Having surveyed 39,000 people in 17 markets, TNS shows India and China as having the strongest growth.
The report showed that the combination of an increased spend among those already drinking sparkling wine with the many new drinkers in the developing world is presenting opportunities for sparkling wine producers.
Jan Hofmeyr, chief researcher into behaviour change at TNS, picked out a number of issues holding back more rapid growth in this category, saying: “While we can see a huge worldwide appetite to drink more sparkling wine and Champagne, most people are still held back by cost. These drinks are perceived as indulgences, enjoyed mainly on special occasions.”
However, he added: “The good news for winemakers is that people consider sparkling wines both taste better and offer greater enjoyment than other alcoholic drinks.”
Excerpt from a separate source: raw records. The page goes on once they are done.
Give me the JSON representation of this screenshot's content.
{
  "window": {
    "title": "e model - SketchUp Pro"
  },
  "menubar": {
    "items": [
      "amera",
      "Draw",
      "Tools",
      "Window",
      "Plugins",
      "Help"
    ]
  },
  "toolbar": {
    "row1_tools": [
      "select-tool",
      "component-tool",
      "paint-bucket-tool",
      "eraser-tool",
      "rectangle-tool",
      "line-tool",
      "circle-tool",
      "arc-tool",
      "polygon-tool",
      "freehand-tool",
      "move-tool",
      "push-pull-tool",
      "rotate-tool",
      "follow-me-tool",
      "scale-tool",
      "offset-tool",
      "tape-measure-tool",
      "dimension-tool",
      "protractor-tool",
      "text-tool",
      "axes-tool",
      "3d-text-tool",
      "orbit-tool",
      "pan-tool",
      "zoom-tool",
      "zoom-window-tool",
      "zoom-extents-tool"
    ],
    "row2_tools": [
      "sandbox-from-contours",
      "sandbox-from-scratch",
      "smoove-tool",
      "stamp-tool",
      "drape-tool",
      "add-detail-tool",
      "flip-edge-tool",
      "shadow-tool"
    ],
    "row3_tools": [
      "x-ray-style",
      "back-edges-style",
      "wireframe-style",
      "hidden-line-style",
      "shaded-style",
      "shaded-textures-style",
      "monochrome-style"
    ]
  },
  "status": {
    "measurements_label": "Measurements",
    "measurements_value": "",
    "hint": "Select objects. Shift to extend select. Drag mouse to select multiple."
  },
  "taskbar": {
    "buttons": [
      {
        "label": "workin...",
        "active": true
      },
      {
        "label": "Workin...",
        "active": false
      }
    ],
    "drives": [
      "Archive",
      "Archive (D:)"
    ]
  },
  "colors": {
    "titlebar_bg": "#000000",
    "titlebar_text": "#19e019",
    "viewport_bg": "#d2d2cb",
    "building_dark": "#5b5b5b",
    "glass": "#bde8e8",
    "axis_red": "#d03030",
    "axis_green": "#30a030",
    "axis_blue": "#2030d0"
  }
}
As a result, Hofmeyr continued, “If affordable sparkling wines can be made more accessible, particularly in developing markets, and be positioned as a drink for celebrating life rather than only special occasions, the sector has a sparkling future.”
TNS also stated that consumers do not plan to increase their alcohol consumption overall, but rather that they want to drink sparkling wines more regularly.
Source: Drinks Business
Searcys has taken its Champagne bar concept to the streets in London with the launch of a vintage style Champagne van.
The mobile Searcys Champagne Bar has popped up in front of 30 St Mary Axe (also known as the Gherkin) in a bid to capitalize on the Olympic crowds.
Searcys has been the contracted catering partner in the Gherkin since it opened in 2004 and the Champagne van will remain parked outside through September, accompanied by an outdoor seating area.
Christian Rose, managing director of Searcys Retail, said “the vintage Champagne van combines the traditional heritage of Searcys with a new, modern twist” and “By taking our Champagne bar concept outdoors, people can enjoy everything that is great about British summers. We hope that people will join us to toast our Olympic victories and soak up the fantastic atmosphere that is London right now” he added.
Searcys operates five Champagne bars across London, including St Pancras International, Westfield Stratford, Westfield London, Paddington and One New Change.
It’s always a big moment when a wine score is upgraded. Originally rated by Antonio Galloni at a highly respectable 96 points, the 2000 Dom Pérignon Rosé has been moved to a near-perfect 98 points in a recent publication of the ‘Hedonist’s Gazette’ by Parker himself.
Richard Geoffroy, Chef de Cave of Dom Pérignon says: “2000 is a major vintage of Dom Pérignon Rosé, which allowed me to push and refine Dom Pérignon’s ideal. The main paradox is of course the ardent expression of the Pinot Noir: lively, facetious, vibrant—combined with the devotion to the assemblage. Finally the audacity of the Pinot Noir stands in stark contrast with the extreme classicism of the 2000 vintage.”
Dom Perignon Rose Vintage 2000 disrupts the classicism of the millennium and reveals its daring side. This pivotal vintage is an interpretation of the millennium in rosé.
The colour is deep and strong, glinting with amber and copper.
On the nose, the first floral notes immediately give way to black cherry and candied citrus peel, complemented by cocoa and smoky accents.
On the palate, the flawless construction achieves a perfect classicism on the palate, dominated by a sensation of balance, consistency and integration. The wine has a surprisingly brilliance and fleshy fruitiness. Its initial solidity becomes more tactile and finally sappy, with a subtly bittersweet note.